(Task brief) Each line with the string "fullscreen" is to be copied from the records below.
=== Available records ===
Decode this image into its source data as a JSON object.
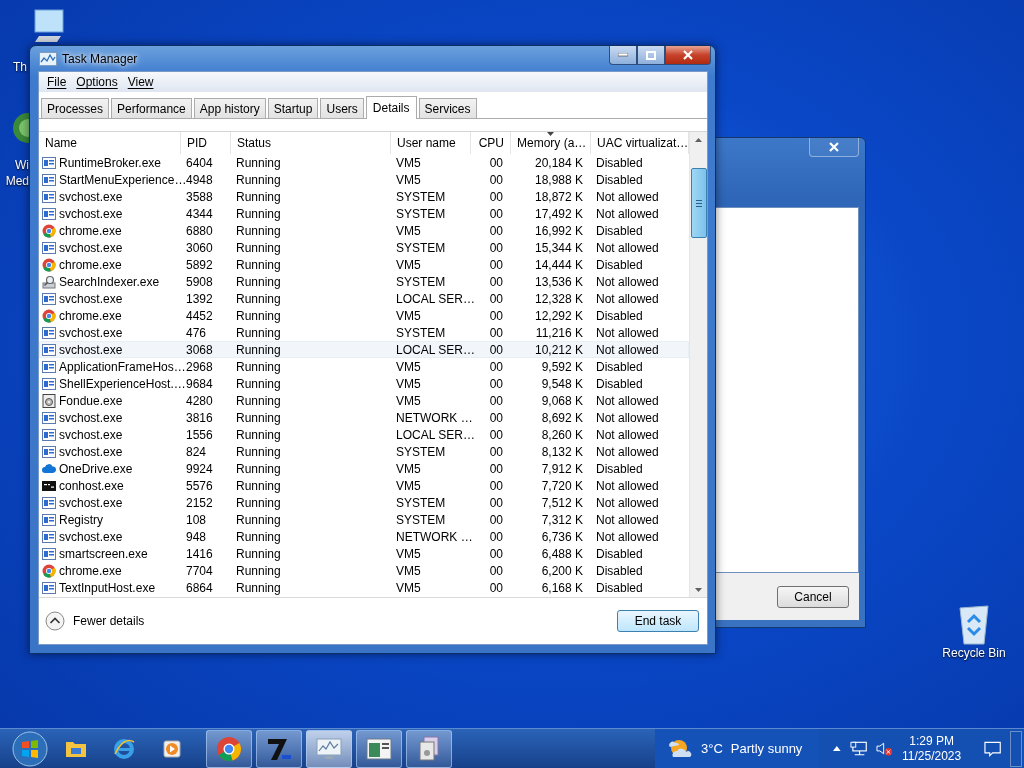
{
  "desktop_icons": [
    {
      "label": "Th",
      "kind": "computer"
    },
    {
      "label": "Wi Med",
      "kind": "media"
    },
    {
      "label": "Recycle Bin",
      "kind": "recycle"
    }
  ],
  "back_dialog": {
    "buttons": [
      "Cancel"
    ]
  },
  "window": {
    "title": "Task Manager"
  },
  "menu": [
    "File",
    "Options",
    "View"
  ],
  "tabs": [
    {
      "label": "Processes",
      "selected": false
    },
    {
      "label": "Performance",
      "selected": false
    },
    {
      "label": "App history",
      "selected": false
    },
    {
      "label": "Startup",
      "selected": false
    },
    {
      "label": "Users",
      "selected": false
    },
    {
      "label": "Details",
      "selected": true
    },
    {
      "label": "Services",
      "selected": false
    }
  ],
  "table": {
    "columns": [
      {
        "label": "Name",
        "sorted": false
      },
      {
        "label": "PID",
        "sorted": false
      },
      {
        "label": "Status",
        "sorted": false
      },
      {
        "label": "User name",
        "sorted": false
      },
      {
        "label": "CPU",
        "sorted": false
      },
      {
        "label": "Memory (a…",
        "sorted": true
      },
      {
        "label": "UAC virtualizat…",
        "sorted": false
      }
    ],
    "rows": [
      {
        "kind": "service",
        "hovered": false,
        "cells": [
          "RuntimeBroker.exe",
          "6404",
          "Running",
          "VM5",
          "00",
          "20,184 K",
          "Disabled"
        ]
      },
      {
        "kind": "service",
        "hovered": false,
        "cells": [
          "StartMenuExperience…",
          "4948",
          "Running",
          "VM5",
          "00",
          "18,988 K",
          "Disabled"
        ]
      },
      {
        "kind": "service",
        "hovered": false,
        "cells": [
          "svchost.exe",
          "3588",
          "Running",
          "SYSTEM",
          "00",
          "18,872 K",
          "Not allowed"
        ]
      },
      {
        "kind": "service",
        "hovered": false,
        "cells": [
          "svchost.exe",
          "4344",
          "Running",
          "SYSTEM",
          "00",
          "17,492 K",
          "Not allowed"
        ]
      },
      {
        "kind": "chrome",
        "hovered": false,
        "cells": [
          "chrome.exe",
          "6880",
          "Running",
          "VM5",
          "00",
          "16,992 K",
          "Disabled"
        ]
      },
      {
        "kind": "service",
        "hovered": false,
        "cells": [
          "svchost.exe",
          "3060",
          "Running",
          "SYSTEM",
          "00",
          "15,344 K",
          "Not allowed"
        ]
      },
      {
        "kind": "chrome",
        "hovered": false,
        "cells": [
          "chrome.exe",
          "5892",
          "Running",
          "VM5",
          "00",
          "14,444 K",
          "Disabled"
        ]
      },
      {
        "kind": "search",
        "hovered": false,
        "cells": [
          "SearchIndexer.exe",
          "5908",
          "Running",
          "SYSTEM",
          "00",
          "13,536 K",
          "Not allowed"
        ]
      },
      {
        "kind": "service",
        "hovered": false,
        "cells": [
          "svchost.exe",
          "1392",
          "Running",
          "LOCAL SER…",
          "00",
          "12,328 K",
          "Not allowed"
        ]
      },
      {
        "kind": "chrome",
        "hovered": false,
        "cells": [
          "chrome.exe",
          "4452",
          "Running",
          "VM5",
          "00",
          "12,292 K",
          "Disabled"
        ]
      },
      {
        "kind": "service",
        "hovered": false,
        "cells": [
          "svchost.exe",
          "476",
          "Running",
          "SYSTEM",
          "00",
          "11,216 K",
          "Not allowed"
        ]
      },
      {
        "kind": "service",
        "hovered": true,
        "cells": [
          "svchost.exe",
          "3068",
          "Running",
          "LOCAL SER…",
          "00",
          "10,212 K",
          "Not allowed"
        ]
      },
      {
        "kind": "service",
        "hovered": false,
        "cells": [
          "ApplicationFrameHos…",
          "2968",
          "Running",
          "VM5",
          "00",
          "9,592 K",
          "Disabled"
        ]
      },
      {
        "kind": "service",
        "hovered": false,
        "cells": [
          "ShellExperienceHost.…",
          "9684",
          "Running",
          "VM5",
          "00",
          "9,548 K",
          "Disabled"
        ]
      },
      {
        "kind": "disc",
        "hovered": false,
        "cells": [
          "Fondue.exe",
          "4280",
          "Running",
          "VM5",
          "00",
          "9,068 K",
          "Not allowed"
        ]
      },
      {
        "kind": "service",
        "hovered": false,
        "cells": [
          "svchost.exe",
          "3816",
          "Running",
          "NETWORK …",
          "00",
          "8,692 K",
          "Not allowed"
        ]
      },
      {
        "kind": "service",
        "hovered": false,
        "cells": [
          "svchost.exe",
          "1556",
          "Running",
          "LOCAL SER…",
          "00",
          "8,260 K",
          "Not allowed"
        ]
      },
      {
        "kind": "service",
        "hovered": false,
        "cells": [
          "svchost.exe",
          "824",
          "Running",
          "SYSTEM",
          "00",
          "8,132 K",
          "Not allowed"
        ]
      },
      {
        "kind": "cloud",
        "hovered": false,
        "cells": [
          "OneDrive.exe",
          "9924",
          "Running",
          "VM5",
          "00",
          "7,912 K",
          "Disabled"
        ]
      },
      {
        "kind": "console",
        "hovered": false,
        "cells": [
          "conhost.exe",
          "5576",
          "Running",
          "VM5",
          "00",
          "7,720 K",
          "Not allowed"
        ]
      },
      {
        "kind": "service",
        "hovered": false,
        "cells": [
          "svchost.exe",
          "2152",
          "Running",
          "SYSTEM",
          "00",
          "7,512 K",
          "Not allowed"
        ]
      },
      {
        "kind": "service",
        "hovered": false,
        "cells": [
          "Registry",
          "108",
          "Running",
          "SYSTEM",
          "00",
          "7,312 K",
          "Not allowed"
        ]
      },
      {
        "kind": "service",
        "hovered": false,
        "cells": [
          "svchost.exe",
          "948",
          "Running",
          "NETWORK …",
          "00",
          "6,736 K",
          "Not allowed"
        ]
      },
      {
        "kind": "service",
        "hovered": false,
        "cells": [
          "smartscreen.exe",
          "1416",
          "Running",
          "VM5",
          "00",
          "6,488 K",
          "Disabled"
        ]
      },
      {
        "kind": "chrome",
        "hovered": false,
        "cells": [
          "chrome.exe",
          "7704",
          "Running",
          "VM5",
          "00",
          "6,200 K",
          "Disabled"
        ]
      },
      {
        "kind": "service",
        "hovered": false,
        "cells": [
          "TextInputHost.exe",
          "6864",
          "Running",
          "VM5",
          "00",
          "6,168 K",
          "Disabled"
        ]
      }
    ]
  },
  "footer": {
    "toggle": "Fewer details",
    "button": "End task"
  },
  "taskbar": {
    "pinned": [
      {
        "kind": "folder"
      },
      {
        "kind": "ie"
      },
      {
        "kind": "media"
      }
    ],
    "open": [
      {
        "kind": "chrome",
        "selected": false
      },
      {
        "kind": "archive",
        "selected": false
      },
      {
        "kind": "monitor",
        "selected": true
      },
      {
        "kind": "window",
        "selected": false
      },
      {
        "kind": "files",
        "selected": false
      }
    ],
    "weather": {
      "temp": "3°C",
      "text": "Partly sunny"
    },
    "clock": {
      "time": "1:29 PM",
      "date": "11/25/2023"
    }
  }
}
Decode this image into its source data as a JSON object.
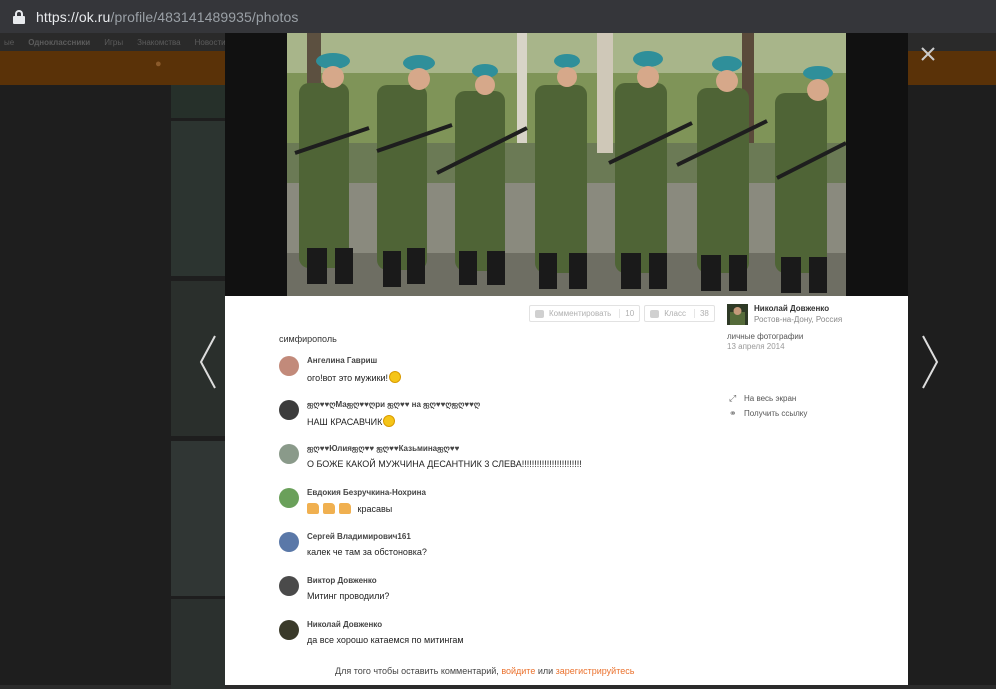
{
  "browser": {
    "url_host": "https://ok.ru",
    "url_path": "/profile/483141489935/photos"
  },
  "background": {
    "nav_items": [
      "ые",
      "Одноклассники",
      "Игры",
      "Знакомства",
      "Новости"
    ]
  },
  "post": {
    "caption": "симфирополь",
    "comment_btn": "Комментировать",
    "comment_count": "10",
    "like_btn": "Класс",
    "like_count": "38"
  },
  "owner": {
    "name": "Николай Довженко",
    "location": "Ростов-на-Дону, Россия",
    "album": "личные фотографии",
    "date": "13 апреля 2014",
    "fullscreen": "На весь экран",
    "get_link": "Получить ссылку"
  },
  "comments": [
    {
      "author": "Ангелина Гавриш",
      "text": "ого!вот это мужики!"
    },
    {
      "author": "ஐღ♥♥ღМаஐღ♥♥ღри ஐღ♥♥ на ஐღ♥♥ღஐღ♥♥ღ",
      "text": " НАШ КРАСАВЧИК"
    },
    {
      "author": "ஐღ♥♥Юлияஐღ♥♥ ஐღ♥♥Казьминаஐღ♥♥",
      "text": "О БОЖЕ КАКОЙ МУЖЧИНА ДЕСАНТНИК 3 СЛЕВА!!!!!!!!!!!!!!!!!!!!!!!!"
    },
    {
      "author": "Евдокия Безручкина-Нохрина",
      "text": "красавы"
    },
    {
      "author": "Сергей Владимирович161",
      "text": "калек че там за обстоновка?"
    },
    {
      "author": "Виктор Довженко",
      "text": "Митинг проводили?"
    },
    {
      "author": "Николай Довженко",
      "text": "да все хорошо катаемся по митингам"
    }
  ],
  "login_prompt": {
    "prefix": "Для того чтобы оставить комментарий, ",
    "login": "войдите",
    "or": " или ",
    "register": "зарегистрируйтесь"
  },
  "icons": [
    "lock-icon",
    "close-icon",
    "chevron-left-icon",
    "chevron-right-icon",
    "comment-icon",
    "like-icon",
    "fullscreen-icon",
    "link-icon"
  ],
  "colors": {
    "accent": "#eb722e",
    "overlay": "#1e1e1e"
  }
}
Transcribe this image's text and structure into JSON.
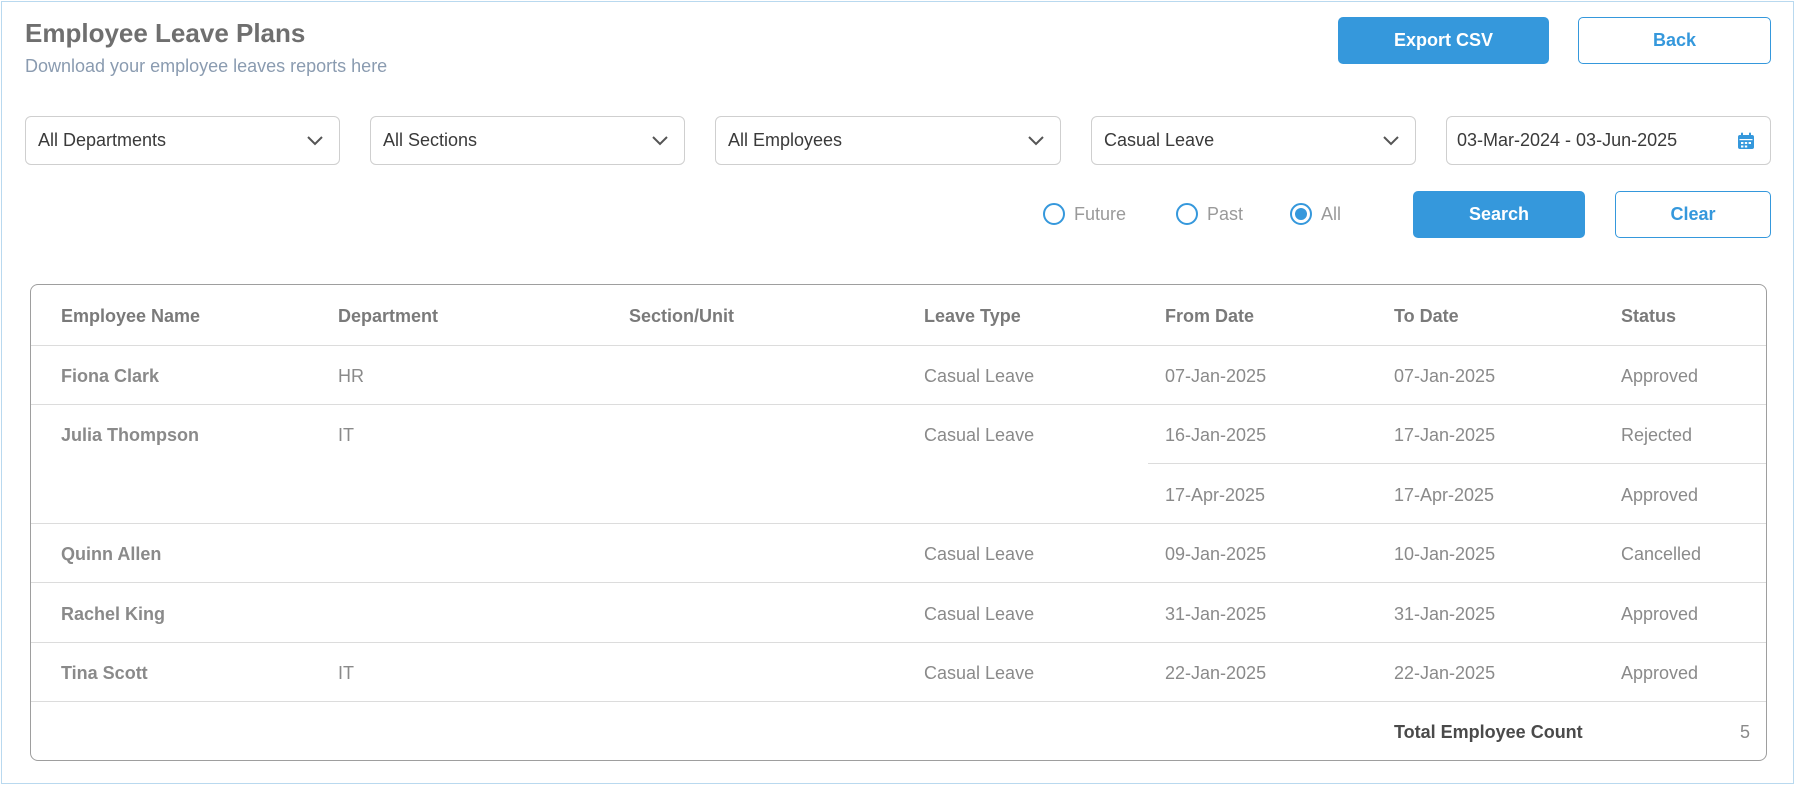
{
  "header": {
    "title": "Employee Leave Plans",
    "subtitle": "Download your employee leaves reports here",
    "export_label": "Export CSV",
    "back_label": "Back"
  },
  "filters": {
    "department": "All Departments",
    "section": "All Sections",
    "employee": "All Employees",
    "leave_type": "Casual Leave",
    "date_range": "03-Mar-2024 - 03-Jun-2025",
    "radios": [
      {
        "label": "Future",
        "selected": false
      },
      {
        "label": "Past",
        "selected": false
      },
      {
        "label": "All",
        "selected": true
      }
    ],
    "search_label": "Search",
    "clear_label": "Clear"
  },
  "table": {
    "columns": [
      "Employee Name",
      "Department",
      "Section/Unit",
      "Leave Type",
      "From Date",
      "To Date",
      "Status"
    ],
    "rows": [
      {
        "name": "Fiona Clark",
        "department": "HR",
        "section": "",
        "leave_type": "Casual Leave",
        "leaves": [
          {
            "from": "07-Jan-2025",
            "to": "07-Jan-2025",
            "status": "Approved"
          }
        ]
      },
      {
        "name": "Julia Thompson",
        "department": "IT",
        "section": "",
        "leave_type": "Casual Leave",
        "leaves": [
          {
            "from": "16-Jan-2025",
            "to": "17-Jan-2025",
            "status": "Rejected"
          },
          {
            "from": "17-Apr-2025",
            "to": "17-Apr-2025",
            "status": "Approved"
          }
        ]
      },
      {
        "name": "Quinn Allen",
        "department": "",
        "section": "",
        "leave_type": "Casual Leave",
        "leaves": [
          {
            "from": "09-Jan-2025",
            "to": "10-Jan-2025",
            "status": "Cancelled"
          }
        ]
      },
      {
        "name": "Rachel King",
        "department": "",
        "section": "",
        "leave_type": "Casual Leave",
        "leaves": [
          {
            "from": "31-Jan-2025",
            "to": "31-Jan-2025",
            "status": "Approved"
          }
        ]
      },
      {
        "name": "Tina Scott",
        "department": "IT",
        "section": "",
        "leave_type": "Casual Leave",
        "leaves": [
          {
            "from": "22-Jan-2025",
            "to": "22-Jan-2025",
            "status": "Approved"
          }
        ]
      }
    ],
    "total_label": "Total Employee Count",
    "total_value": "5"
  },
  "icons": {
    "dropdown": "chevron-down-icon",
    "date": "calendar-icon"
  },
  "colors": {
    "accent": "#3598dc",
    "frame_border": "#b9d9ef",
    "table_border": "#9e9e9e"
  }
}
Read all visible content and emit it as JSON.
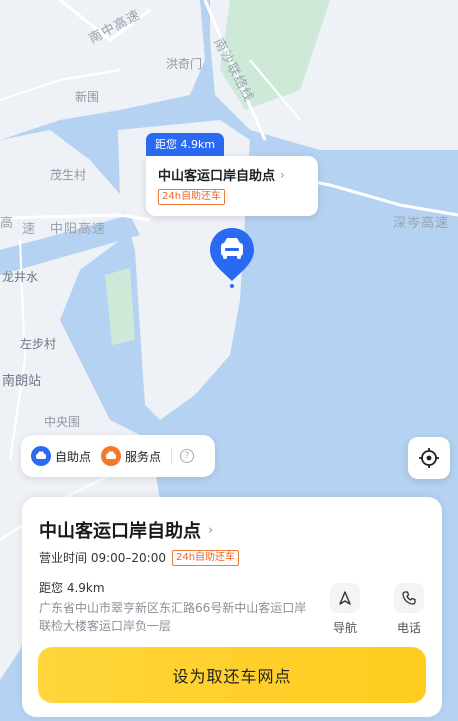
{
  "map": {
    "labels": {
      "nanzhong_highway": "南中高速",
      "hongqimen": "洪奇门",
      "nansha_port": "南沙联络线",
      "xinwei": "新围",
      "maosheng_village": "茂生村",
      "zhongyang_highway": "中阳高速",
      "gao": "高",
      "su": "速",
      "longjingshui": "龙井水",
      "zuobu_village": "左步村",
      "nanlang_station": "南朗站",
      "zhongyangwei": "中央围",
      "shencen_highway": "深岑高速"
    },
    "water_color": "#b5d2f2",
    "land_color": "#eef1f6",
    "green_color": "#cfe9d9"
  },
  "marker": {
    "distance_tag": "距您 4.9km",
    "title": "中山客运口岸自助点",
    "tag": "24h自助还车",
    "accent": "#2a6af2"
  },
  "legend": {
    "self_service": "自助点",
    "service_point": "服务点",
    "help": "?"
  },
  "card": {
    "title": "中山客运口岸自助点",
    "hours": "营业时间 09:00–20:00",
    "tag": "24h自助还车",
    "distance": "距您 4.9km",
    "address": "广东省中山市翠亨新区东汇路66号新中山客运口岸联检大楼客运口岸负一层",
    "nav_label": "导航",
    "phone_label": "电话",
    "primary_button": "设为取还车网点"
  },
  "icons": {
    "chevron": "›",
    "locate": "locate-icon",
    "nav": "navigation-arrow-icon",
    "phone": "phone-icon",
    "car": "car-icon"
  }
}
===
(Solution)
    "fullscreen": "На весь экран",
    "fullscreen-icon",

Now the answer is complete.